- RECORDS FOR THE EXERCISE -
•••

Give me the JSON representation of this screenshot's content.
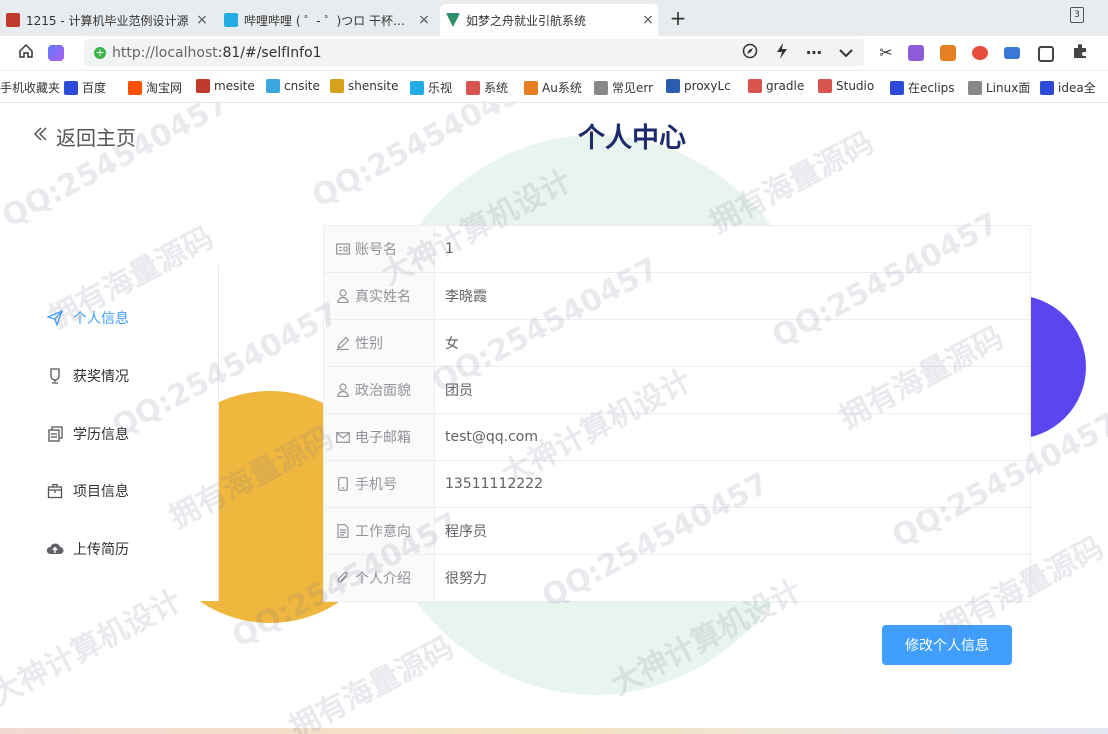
{
  "browser": {
    "tabs": [
      {
        "title": "1215 - 计算机毕业范例设计源",
        "color": "#c0392b",
        "active": false
      },
      {
        "title": "哔哩哔哩 ( ゜- ゜)つロ 干杯~-b",
        "color": "#23ade5",
        "active": false
      },
      {
        "title": "如梦之舟就业引航系统",
        "color": "#2f8f6b",
        "active": true
      }
    ],
    "tab_close": "×",
    "new_tab": "+",
    "tab_count": "3",
    "url_host": "http://localhost",
    "url_rest": ":81/#/selfInfo1",
    "bookmarks": [
      {
        "label": "手机收藏夹",
        "color": "#ffffff"
      },
      {
        "label": "百度",
        "color": "#2e4bd8"
      },
      {
        "label": "淘宝网",
        "color": "#ff5000"
      },
      {
        "label": "mesite",
        "color": "#c0392b"
      },
      {
        "label": "cnsite",
        "color": "#3aa7e0"
      },
      {
        "label": "shensite",
        "color": "#d6a21c"
      },
      {
        "label": "乐视",
        "color": "#23ade5"
      },
      {
        "label": "系统",
        "color": "#d9534f"
      },
      {
        "label": "Au系统",
        "color": "#e67e22"
      },
      {
        "label": "常见err",
        "color": "#888888"
      },
      {
        "label": "proxyLc",
        "color": "#2a5db0"
      },
      {
        "label": "gradle",
        "color": "#d9534f"
      },
      {
        "label": "Studio",
        "color": "#d9534f"
      },
      {
        "label": "在eclips",
        "color": "#2e4bd8"
      },
      {
        "label": "Linux面",
        "color": "#888888"
      },
      {
        "label": "idea全",
        "color": "#2e4bd8"
      }
    ]
  },
  "page": {
    "back_label": "返回主页",
    "title": "个人中心",
    "menu": [
      {
        "label": "个人信息",
        "icon": "paper-plane-icon",
        "active": true
      },
      {
        "label": "获奖情况",
        "icon": "trophy-icon",
        "active": false
      },
      {
        "label": "学历信息",
        "icon": "document-copy-icon",
        "active": false
      },
      {
        "label": "项目信息",
        "icon": "box-icon",
        "active": false
      },
      {
        "label": "上传简历",
        "icon": "cloud-upload-icon",
        "active": false
      }
    ],
    "fields": [
      {
        "label": "账号名",
        "value": "1",
        "icon": "id-card-icon"
      },
      {
        "label": "真实姓名",
        "value": "李晓霞",
        "icon": "user-icon"
      },
      {
        "label": "性别",
        "value": "女",
        "icon": "edit-pen-icon"
      },
      {
        "label": "政治面貌",
        "value": "团员",
        "icon": "user-icon"
      },
      {
        "label": "电子邮箱",
        "value": "test@qq.com",
        "icon": "mail-icon"
      },
      {
        "label": "手机号",
        "value": "13511112222",
        "icon": "mobile-icon"
      },
      {
        "label": "工作意向",
        "value": "程序员",
        "icon": "document-icon"
      },
      {
        "label": "个人介绍",
        "value": "很努力",
        "icon": "paperclip-icon"
      }
    ],
    "edit_button": "修改个人信息",
    "watermarks": [
      "QQ:254540457",
      "拥有海量源码",
      "大神计算机设计"
    ],
    "colors": {
      "accent": "#409eff",
      "title": "#1d2a6b",
      "yellow": "#efb73e",
      "purple": "#5b45f0",
      "green_bg": "#e8f5ee"
    }
  }
}
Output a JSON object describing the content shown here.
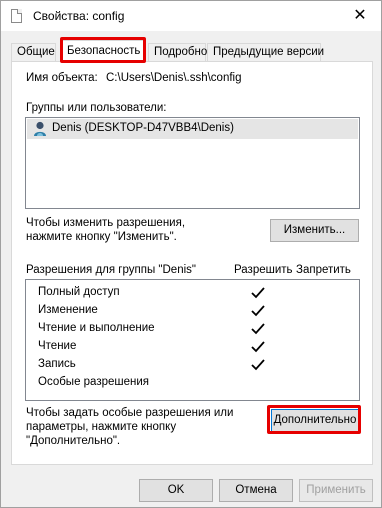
{
  "window": {
    "title": "Свойства: config",
    "close_glyph": "✕"
  },
  "tabs": [
    {
      "label": "Общие",
      "active": false
    },
    {
      "label": "Безопасность",
      "active": true
    },
    {
      "label": "Подробно",
      "active": false
    },
    {
      "label": "Предыдущие версии",
      "active": false
    }
  ],
  "object": {
    "label": "Имя объекта:",
    "value": "C:\\Users\\Denis\\.ssh\\config"
  },
  "groups": {
    "label": "Группы или пользователи:",
    "items": [
      {
        "name": "Denis (DESKTOP-D47VBB4\\Denis)",
        "icon": "user-icon",
        "selected": true
      }
    ]
  },
  "change": {
    "hint_line1": "Чтобы изменить разрешения,",
    "hint_line2": "нажмите кнопку \"Изменить\".",
    "button_label": "Изменить..."
  },
  "permissions": {
    "header_label": "Разрешения для группы \"Denis\"",
    "allow_label": "Разрешить",
    "deny_label": "Запретить",
    "rows": [
      {
        "name": "Полный доступ",
        "allow": true,
        "deny": false
      },
      {
        "name": "Изменение",
        "allow": true,
        "deny": false
      },
      {
        "name": "Чтение и выполнение",
        "allow": true,
        "deny": false
      },
      {
        "name": "Чтение",
        "allow": true,
        "deny": false
      },
      {
        "name": "Запись",
        "allow": true,
        "deny": false
      },
      {
        "name": "Особые разрешения",
        "allow": false,
        "deny": false
      }
    ]
  },
  "advanced": {
    "hint_line1": "Чтобы задать особые разрешения или",
    "hint_line2": "параметры, нажмите кнопку",
    "hint_line3": "\"Дополнительно\".",
    "button_label": "Дополнительно"
  },
  "footer": {
    "ok_label": "OK",
    "cancel_label": "Отмена",
    "apply_label": "Применить"
  },
  "colors": {
    "highlight_red": "#e60000",
    "focus_blue": "#0078d7",
    "selection_gray": "#e5e5e5"
  }
}
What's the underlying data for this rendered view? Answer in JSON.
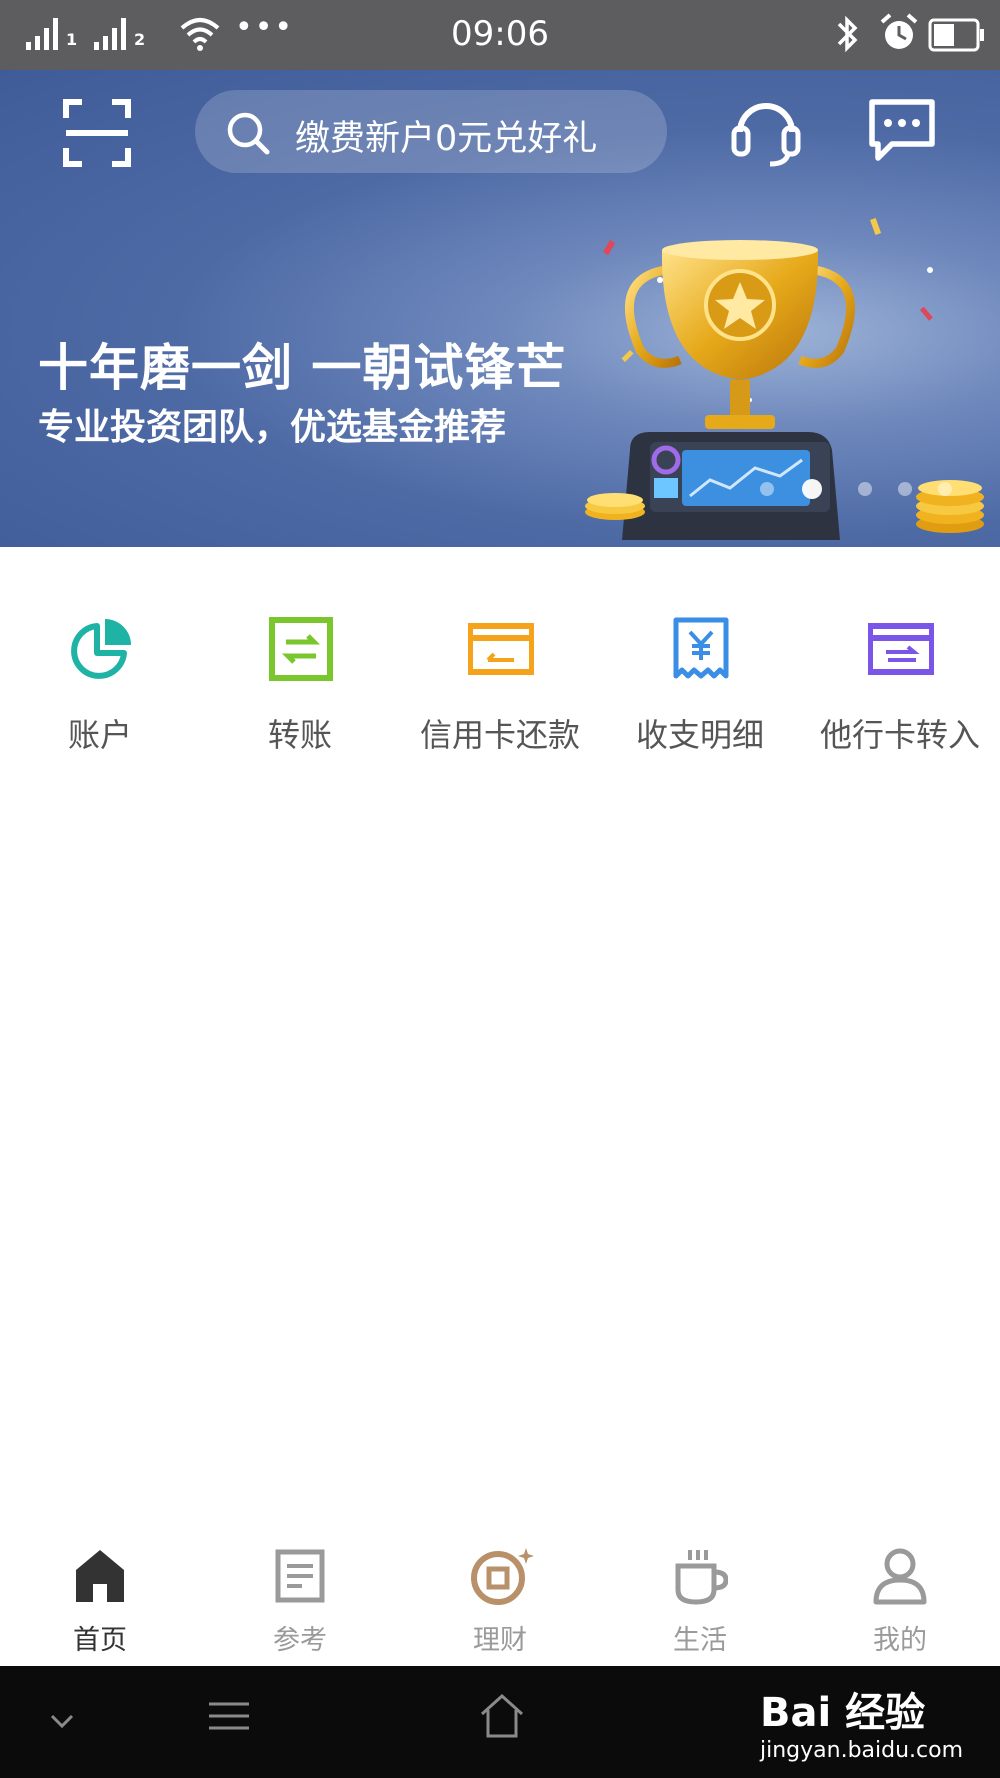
{
  "status_bar": {
    "time": "09:06",
    "sim1": "1",
    "sim2": "2",
    "more": "•••"
  },
  "header": {
    "search_placeholder": "缴费新户0元兑好礼"
  },
  "banner": {
    "headline": "十年磨一剑 一朝试锋芒",
    "subline": "专业投资团队，优选基金推荐",
    "carousel_total": 5,
    "carousel_active": 1
  },
  "quick_actions": [
    {
      "label": "账户",
      "icon": "pie-chart-icon",
      "color": "#1fb3a6"
    },
    {
      "label": "转账",
      "icon": "transfer-icon",
      "color": "#7ac62d"
    },
    {
      "label": "信用卡还款",
      "icon": "credit-card-icon",
      "color": "#f5a31a"
    },
    {
      "label": "收支明细",
      "icon": "receipt-yuan-icon",
      "color": "#3a8ee6"
    },
    {
      "label": "他行卡转入",
      "icon": "card-transfer-in-icon",
      "color": "#7a55e8"
    }
  ],
  "tabs": [
    {
      "label": "首页",
      "icon": "home-icon",
      "active": true
    },
    {
      "label": "参考",
      "icon": "document-icon",
      "active": false
    },
    {
      "label": "理财",
      "icon": "coin-icon",
      "active": false
    },
    {
      "label": "生活",
      "icon": "coffee-cup-icon",
      "active": false
    },
    {
      "label": "我的",
      "icon": "person-icon",
      "active": false
    }
  ],
  "watermark": {
    "logo": "Bai 经验",
    "url": "jingyan.baidu.com"
  }
}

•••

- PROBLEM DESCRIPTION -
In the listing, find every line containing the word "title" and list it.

- SOLUTION -
        "title": "1215 - 计算机毕业范例设计源",
        "title": "哔哩哔哩 ( ゜- ゜)つロ 干杯~-b",
        "title": "如梦之舟就业引航系统",
    "title": "个人中心",
      "title": "#1d2a6b",
    "title": "Свойства: config",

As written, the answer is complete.